By: Betsy Simon, The Dickinson Press
A Dickinson man will immediately begin serving a two-year sentence with the North Dakota Department of Corrections after pleading guilty Friday during a revocation of probation hearing at the Stark County Courthouse.
Terry Crooks, 43, did not meet the terms of his supervised probation on a prior charge of delivery of a controlled substance.
Crooks pleaded guilty in March 2011 to the Class A felony that carries a maximum penalty of 20 years in prison and up to a $10,000 fine.
According to a criminal complaint filed July 27, 2010, Crooks delivered or possessed with intent to deliver four morphine caplets and two hydromorephone pills, which he provided to a confidential informant.
He received a suspended three-year sentence with the Department of Corrections.
Crooks was to be on supervised probation, but had failed to report to his probation officer for several months last year.
Stark County State’s Attorney Tom Henning said the court had filed a petition for revocation of Crooks’ probation in 2011.
“But there was some difficulty in apprehending the defendant,” Henning said.
Henning said he spoke with Crooks’ probation officer, Scott Kopp, on Thursday and Crooks’ attorney, Robert Quick, on Wednesday about the issue and they came to the conclusion that Crooks needs more than probation.
“He’s not one who can be on probation,” Henning said.
Henning suggested that Crooks would be better served by parole than probation.
“If he is on parole and does not stay in line, he will not get the courtesy of appearing in front of a judge for further consideration,” Henning said.
Judge H. Patrick Weir said it appears that Crooks has addiction issues and acknowledged that the suspect admitted himself into rehab for several months last year.
“The issue is definitely addiction,” Quick said about his client.
Weir asked if there are substance abuse programs for Crooks to participate in while in prison.
A representative with the Department of Corrections said in court Friday that Crooks would undergo an intake assessment upon arrival at the jail, and he would be assigned to a program to fit his needs.

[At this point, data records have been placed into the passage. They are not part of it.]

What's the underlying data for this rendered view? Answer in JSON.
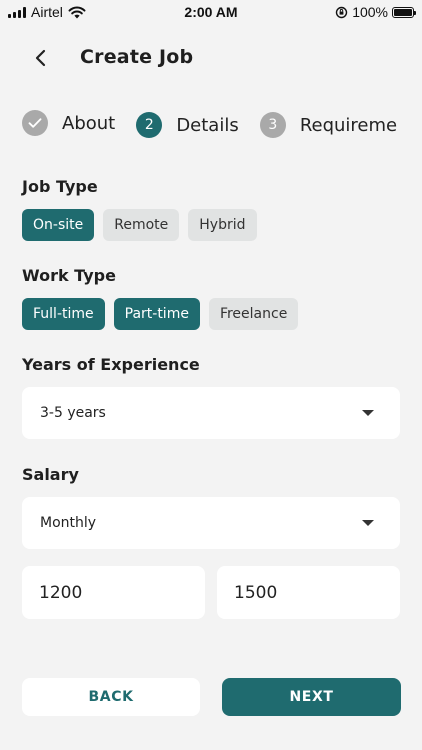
{
  "status_bar": {
    "carrier": "Airtel",
    "time": "2:00 AM",
    "battery": "100%"
  },
  "header": {
    "title": "Create Job"
  },
  "stepper": {
    "steps": [
      {
        "number": "1",
        "label": "About",
        "state": "done"
      },
      {
        "number": "2",
        "label": "Details",
        "state": "active"
      },
      {
        "number": "3",
        "label": "Requireme",
        "state": "pending"
      }
    ]
  },
  "job_type": {
    "label": "Job Type",
    "options": [
      {
        "label": "On-site",
        "selected": true
      },
      {
        "label": "Remote",
        "selected": false
      },
      {
        "label": "Hybrid",
        "selected": false
      }
    ]
  },
  "work_type": {
    "label": "Work Type",
    "options": [
      {
        "label": "Full-time",
        "selected": true
      },
      {
        "label": "Part-time",
        "selected": true
      },
      {
        "label": "Freelance",
        "selected": false
      }
    ]
  },
  "experience": {
    "label": "Years of Experience",
    "value": "3-5 years"
  },
  "salary": {
    "label": "Salary",
    "period": "Monthly",
    "min": "1200",
    "max": "1500"
  },
  "actions": {
    "back_label": "BACK",
    "next_label": "NEXT"
  },
  "colors": {
    "accent": "#1f6b6f",
    "chip_inactive": "#e1e3e3",
    "step_inactive": "#a9a9a9",
    "background": "#f3f3f3"
  },
  "icons": {
    "back": "arrow-left-icon",
    "dropdown": "caret-down-icon",
    "check": "check-icon"
  }
}
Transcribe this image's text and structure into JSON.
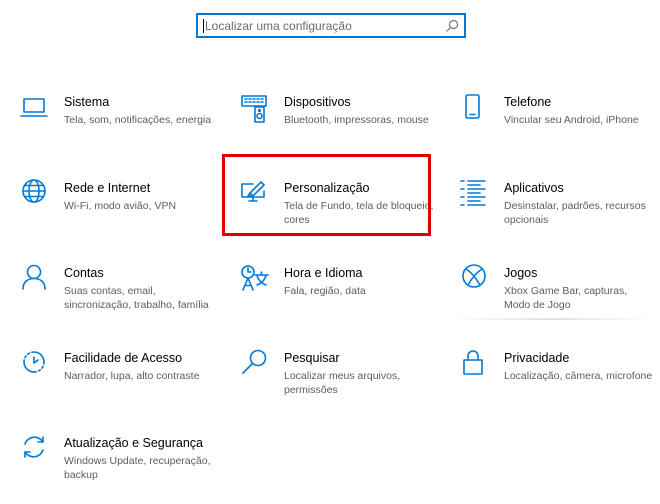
{
  "search": {
    "placeholder": "Localizar uma configuração"
  },
  "colors": {
    "accent": "#0078d7",
    "highlight": "#e00000"
  },
  "tiles": [
    {
      "title": "Sistema",
      "desc": "Tela, som, notificações, energia",
      "icon": "laptop-icon"
    },
    {
      "title": "Dispositivos",
      "desc": "Bluetooth, impressoras, mouse",
      "icon": "keyboard-speaker-icon"
    },
    {
      "title": "Telefone",
      "desc": "Vincular seu Android, iPhone",
      "icon": "phone-icon"
    },
    {
      "title": "Rede e Internet",
      "desc": "Wi-Fi, modo avião, VPN",
      "icon": "globe-icon"
    },
    {
      "title": "Personalização",
      "desc": "Tela de Fundo, tela de bloqueio, cores",
      "icon": "paint-brush-monitor-icon"
    },
    {
      "title": "Aplicativos",
      "desc": "Desinstalar, padrões, recursos opcionais",
      "icon": "apps-list-icon"
    },
    {
      "title": "Contas",
      "desc": "Suas contas, email, sincronização, trabalho, família",
      "icon": "person-icon"
    },
    {
      "title": "Hora e Idioma",
      "desc": "Fala, região, data",
      "icon": "time-language-icon"
    },
    {
      "title": "Jogos",
      "desc": "Xbox Game Bar, capturas, Modo de Jogo",
      "icon": "xbox-icon"
    },
    {
      "title": "Facilidade de Acesso",
      "desc": "Narrador, lupa, alto contraste",
      "icon": "ease-of-access-icon"
    },
    {
      "title": "Pesquisar",
      "desc": "Localizar meus arquivos, permissões",
      "icon": "search-magnifier-icon"
    },
    {
      "title": "Privacidade",
      "desc": "Localização, câmera, microfone",
      "icon": "lock-icon"
    },
    {
      "title": "Atualização e Segurança",
      "desc": "Windows Update, recuperação, backup",
      "icon": "sync-arrows-icon"
    }
  ]
}
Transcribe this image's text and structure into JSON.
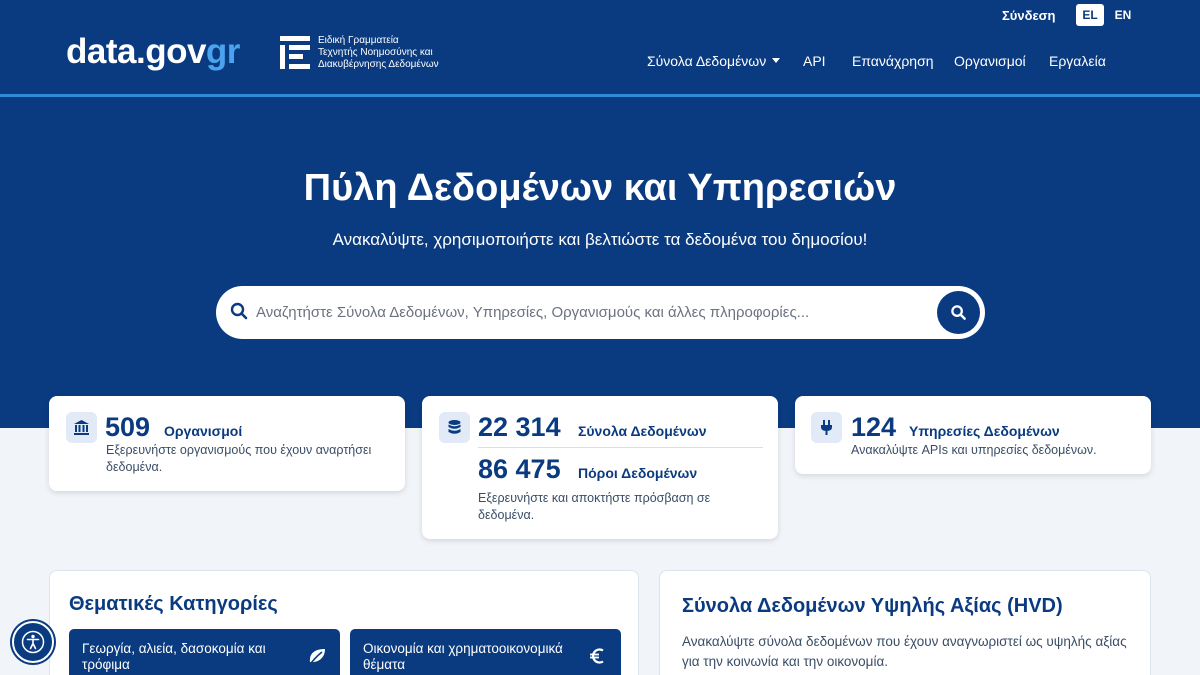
{
  "header": {
    "logo": {
      "main": "data.gov",
      "accent": "gr"
    },
    "agency_lines": [
      "Ειδική Γραμματεία",
      "Τεχνητής Νοημοσύνης και",
      "Διακυβέρνησης Δεδομένων"
    ],
    "login": "Σύνδεση",
    "languages": {
      "el": "EL",
      "en": "EN"
    },
    "nav": {
      "datasets": "Σύνολα Δεδομένων",
      "api": "API",
      "reuse": "Επανάχρηση",
      "organizations": "Οργανισμοί",
      "tools": "Εργαλεία"
    }
  },
  "hero": {
    "title": "Πύλη Δεδομένων και Υπηρεσιών",
    "subtitle": "Ανακαλύψτε, χρησιμοποιήστε και βελτιώστε τα δεδομένα του δημοσίου!",
    "search_placeholder": "Αναζητήστε Σύνολα Δεδομένων, Υπηρεσίες, Οργανισμούς και άλλες πληροφορίες..."
  },
  "stats": {
    "organizations": {
      "number": "509",
      "label": "Οργανισμοί",
      "desc": "Εξερευνήστε οργανισμούς που έχουν αναρτήσει δεδομένα."
    },
    "datasets": {
      "number": "22 314",
      "label": "Σύνολα Δεδομένων"
    },
    "resources": {
      "number": "86 475",
      "label": "Πόροι Δεδομένων",
      "desc": "Εξερευνήστε και αποκτήστε πρόσβαση σε δεδομένα."
    },
    "services": {
      "number": "124",
      "label": "Υπηρεσίες Δεδομένων",
      "desc": "Ανακαλύψτε APIs και υπηρεσίες δεδομένων."
    }
  },
  "categories": {
    "title": "Θεματικές Κατηγορίες",
    "items": [
      {
        "label": "Γεωργία, αλιεία, δασοκομία και τρόφιμα",
        "icon": "leaf-icon"
      },
      {
        "label": "Οικονομία και χρηματοοικονομικά θέματα",
        "icon": "euro-icon"
      }
    ]
  },
  "hvd": {
    "title": "Σύνολα Δεδομένων Υψηλής Αξίας (HVD)",
    "desc": "Ανακαλύψτε σύνολα δεδομένων που έχουν αναγνωριστεί ως υψηλής αξίας για την κοινωνία και την οικονομία."
  },
  "colors": {
    "brand": "#0a3b80",
    "accent": "#4aa3ee",
    "background": "#f1f4f9"
  }
}
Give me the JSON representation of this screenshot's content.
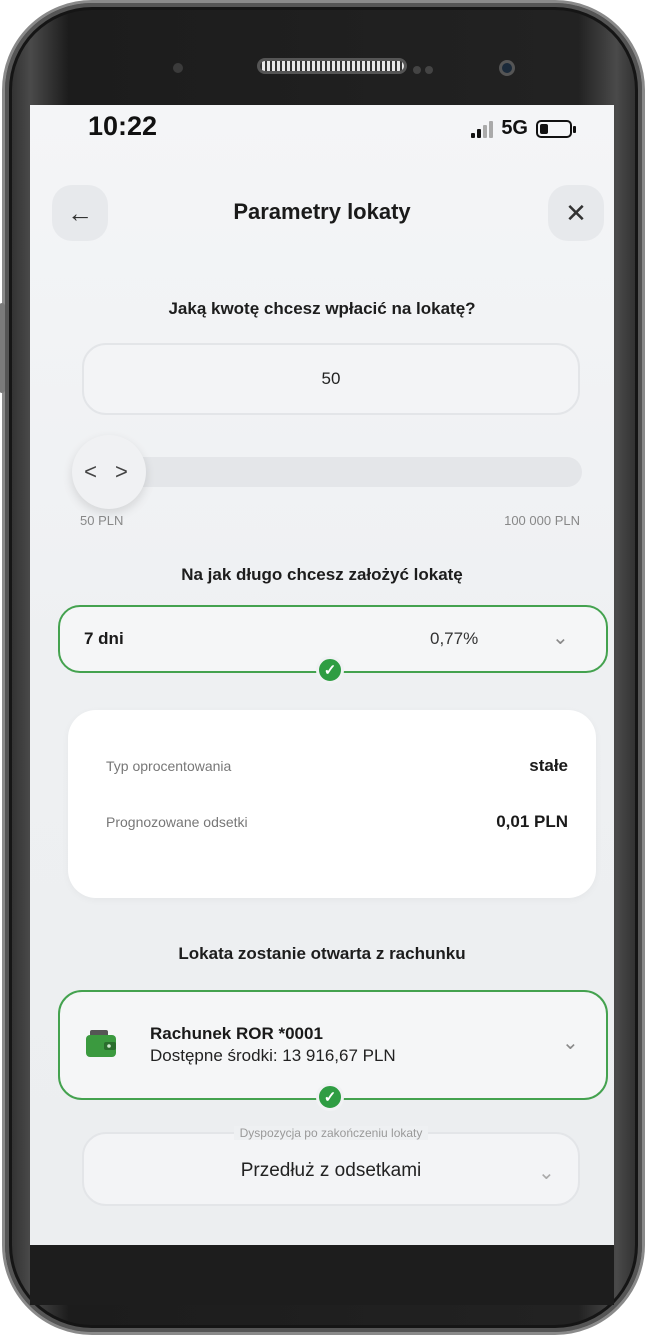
{
  "status_bar": {
    "time": "10:22",
    "network": "5G"
  },
  "header": {
    "back_icon": "arrow-left-icon",
    "title": "Parametry lokaty",
    "close_icon": "close-icon"
  },
  "amount": {
    "question": "Jaką kwotę chcesz wpłacić na lokatę?",
    "value": "50",
    "slider_handle": "< >",
    "min_label": "50 PLN",
    "max_label": "100 000 PLN"
  },
  "term": {
    "question": "Na jak długo chcesz założyć lokatę",
    "selected": "7 dni",
    "rate": "0,77%"
  },
  "details": {
    "rows": [
      {
        "label": "Typ oprocentowania",
        "value": "stałe"
      },
      {
        "label": "Prognozowane odsetki",
        "value": "0,01 PLN"
      }
    ]
  },
  "account": {
    "question": "Lokata zostanie otwarta z rachunku",
    "name": "Rachunek ROR *0001",
    "funds": "Dostępne środki: 13 916,67 PLN"
  },
  "disposition": {
    "label": "Dyspozycja po zakończeniu lokaty",
    "value": "Przedłuż z odsetkami"
  },
  "colors": {
    "accent_green": "#44a24f",
    "check_green": "#2f9d43"
  }
}
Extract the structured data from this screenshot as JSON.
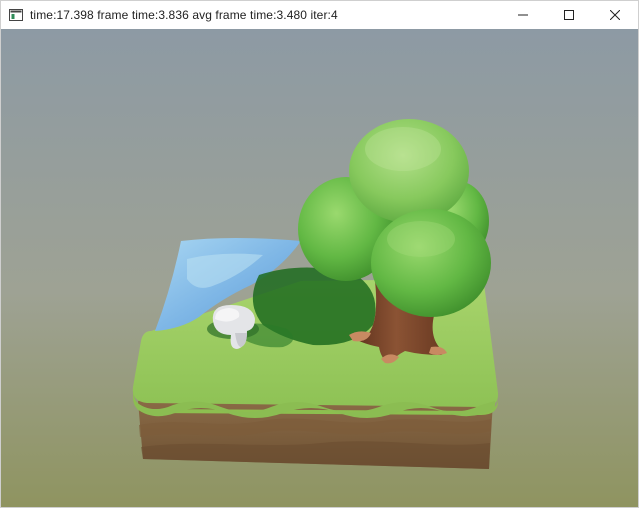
{
  "window": {
    "title": "time:17.398 frame time:3.836 avg frame time:3.480 iter:4",
    "controls": {
      "minimize": "minimize-icon",
      "maximize": "maximize-icon",
      "close": "close-icon"
    }
  },
  "scene": {
    "background_top": "#8e9aa3",
    "background_bottom": "#8f9560",
    "grass": "#a3d168",
    "dirt": "#7a5a3a",
    "water": "#8ec3e8",
    "tree_canopy": "#6cc24a",
    "trunk": "#7a4a2c",
    "rock": "#e6e6e8"
  }
}
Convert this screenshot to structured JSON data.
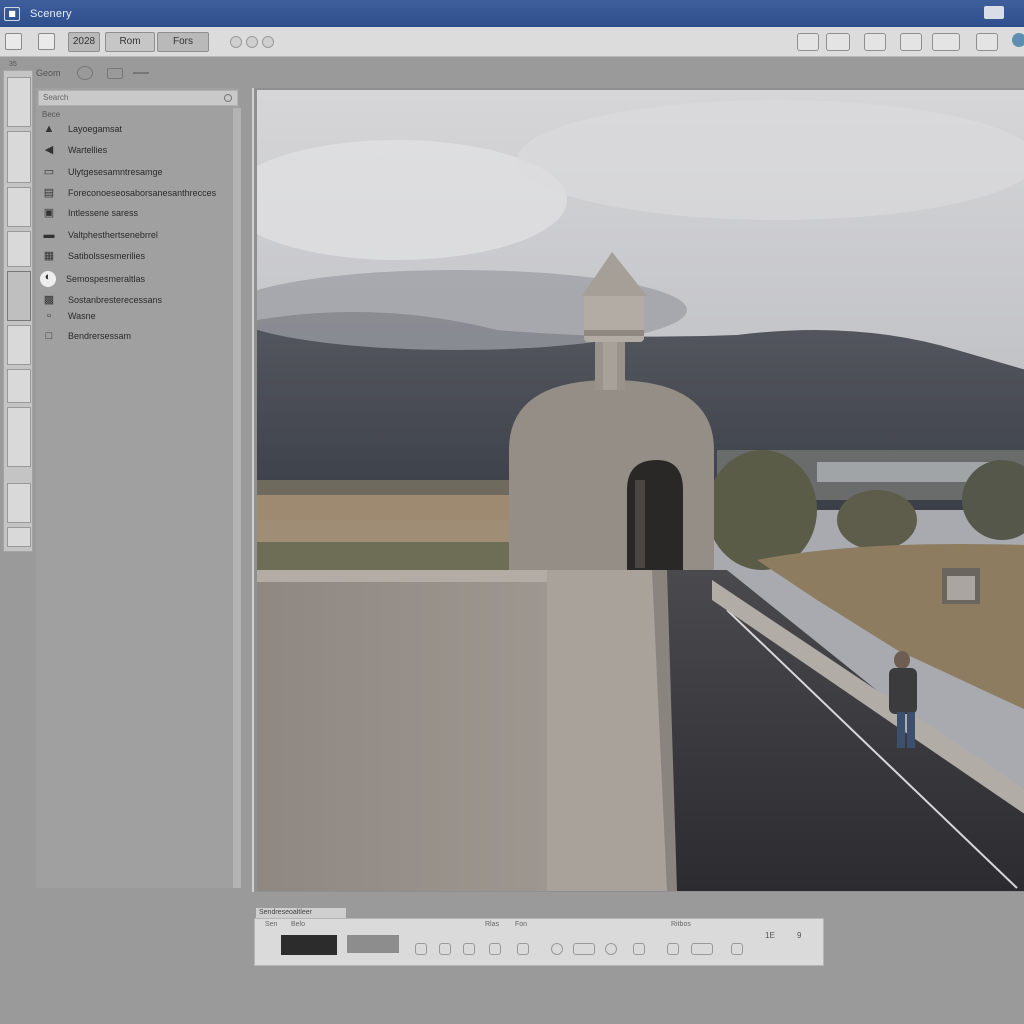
{
  "window": {
    "title": "Scenery",
    "app_icon": "app-icon"
  },
  "toolbar": {
    "btn1_label": "2028",
    "btn2_label": "Rom",
    "btn3_label": "Fors"
  },
  "subrow": {
    "label": "Geom"
  },
  "thumb_label": "35",
  "layers_panel": {
    "search_placeholder": "Search",
    "sub_label": "Bece",
    "items": [
      {
        "icon": "shape-icon",
        "label": "Layoegamsat"
      },
      {
        "icon": "arrow-icon",
        "label": "Wartellies"
      },
      {
        "icon": "image-icon",
        "label": "Ulytgesesamntresamge"
      },
      {
        "icon": "layer-icon",
        "label": "Foreconoeseosaborsanesanthrecces"
      },
      {
        "icon": "picture-icon",
        "label": "Intlessene saress"
      },
      {
        "icon": "folder-icon",
        "label": "Valtphesthertsenebrrel"
      },
      {
        "icon": "text-icon",
        "label": "Satibolssesmerilies"
      },
      {
        "icon": "circle-icon",
        "label": "Semospesmeraltlas"
      },
      {
        "icon": "adjust-icon",
        "label": "Sostanbresterecessans"
      },
      {
        "icon": "small-icon",
        "label": "Wasne"
      },
      {
        "icon": "box-icon",
        "label": "Bendrersessam"
      }
    ]
  },
  "timeline": {
    "label": "Sendreseoaltleer",
    "texts": [
      "Sen",
      "Belo",
      "Rlas",
      "Fon",
      "Ritbos"
    ],
    "num1": "1E",
    "num2": "9"
  }
}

“Two years should be enough time to go through the prison’s program,” she said.